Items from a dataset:

== Segment start ==

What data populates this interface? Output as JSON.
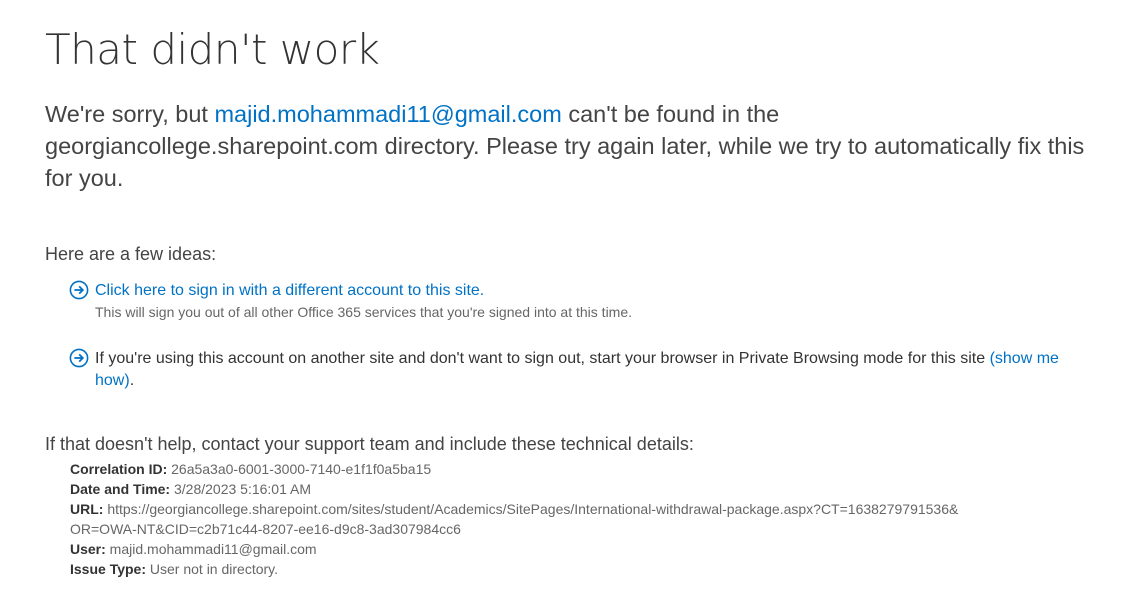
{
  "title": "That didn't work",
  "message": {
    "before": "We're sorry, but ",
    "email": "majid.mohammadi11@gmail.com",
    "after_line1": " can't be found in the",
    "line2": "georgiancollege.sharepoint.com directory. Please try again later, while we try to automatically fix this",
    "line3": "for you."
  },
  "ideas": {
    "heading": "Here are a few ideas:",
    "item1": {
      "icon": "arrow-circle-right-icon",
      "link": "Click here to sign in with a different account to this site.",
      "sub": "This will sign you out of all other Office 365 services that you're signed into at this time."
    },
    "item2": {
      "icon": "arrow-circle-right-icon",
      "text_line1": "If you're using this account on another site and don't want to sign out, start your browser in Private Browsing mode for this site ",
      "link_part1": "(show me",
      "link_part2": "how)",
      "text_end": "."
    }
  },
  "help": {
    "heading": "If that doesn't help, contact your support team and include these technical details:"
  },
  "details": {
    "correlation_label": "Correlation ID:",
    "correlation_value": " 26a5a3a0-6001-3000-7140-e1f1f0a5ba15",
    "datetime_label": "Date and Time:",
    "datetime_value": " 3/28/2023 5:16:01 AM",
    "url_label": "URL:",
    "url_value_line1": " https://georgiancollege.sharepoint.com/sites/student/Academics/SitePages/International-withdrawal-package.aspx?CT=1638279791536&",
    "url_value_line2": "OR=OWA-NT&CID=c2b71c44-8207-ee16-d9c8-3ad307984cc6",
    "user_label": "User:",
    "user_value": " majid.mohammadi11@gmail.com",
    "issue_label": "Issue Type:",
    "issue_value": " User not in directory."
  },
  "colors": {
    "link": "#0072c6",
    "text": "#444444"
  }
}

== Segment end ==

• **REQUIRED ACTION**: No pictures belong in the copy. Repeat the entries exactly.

• **RESPONSE**:
What data populates this interface? Output as JSON.
{
  "title": "That didn't work",
  "message": {
    "before": "We're sorry, but ",
    "email": "majid.mohammadi11@gmail.com",
    "after_line1": " can't be found in the",
    "line2": "georgiancollege.sharepoint.com directory. Please try again later, while we try to automatically fix this",
    "line3": "for you."
  },
  "ideas": {
    "heading": "Here are a few ideas:",
    "item1": {
      "icon": "arrow-circle-right-icon",
      "link": "Click here to sign in with a different account to this site.",
      "sub": "This will sign you out of all other Office 365 services that you're signed into at this time."
    },
    "item2": {
      "icon": "arrow-circle-right-icon",
      "text_line1": "If you're using this account on another site and don't want to sign out, start your browser in Private Browsing mode for this site ",
      "link_part1": "(show me",
      "link_part2": "how)",
      "text_end": "."
    }
  },
  "help": {
    "heading": "If that doesn't help, contact your support team and include these technical details:"
  },
  "details": {
    "correlation_label": "Correlation ID:",
    "correlation_value": " 26a5a3a0-6001-3000-7140-e1f1f0a5ba15",
    "datetime_label": "Date and Time:",
    "datetime_value": " 3/28/2023 5:16:01 AM",
    "url_label": "URL:",
    "url_value_line1": " https://georgiancollege.sharepoint.com/sites/student/Academics/SitePages/International-withdrawal-package.aspx?CT=1638279791536&",
    "url_value_line2": "OR=OWA-NT&CID=c2b71c44-8207-ee16-d9c8-3ad307984cc6",
    "user_label": "User:",
    "user_value": " majid.mohammadi11@gmail.com",
    "issue_label": "Issue Type:",
    "issue_value": " User not in directory."
  },
  "colors": {
    "link": "#0072c6",
    "text": "#444444"
  }
}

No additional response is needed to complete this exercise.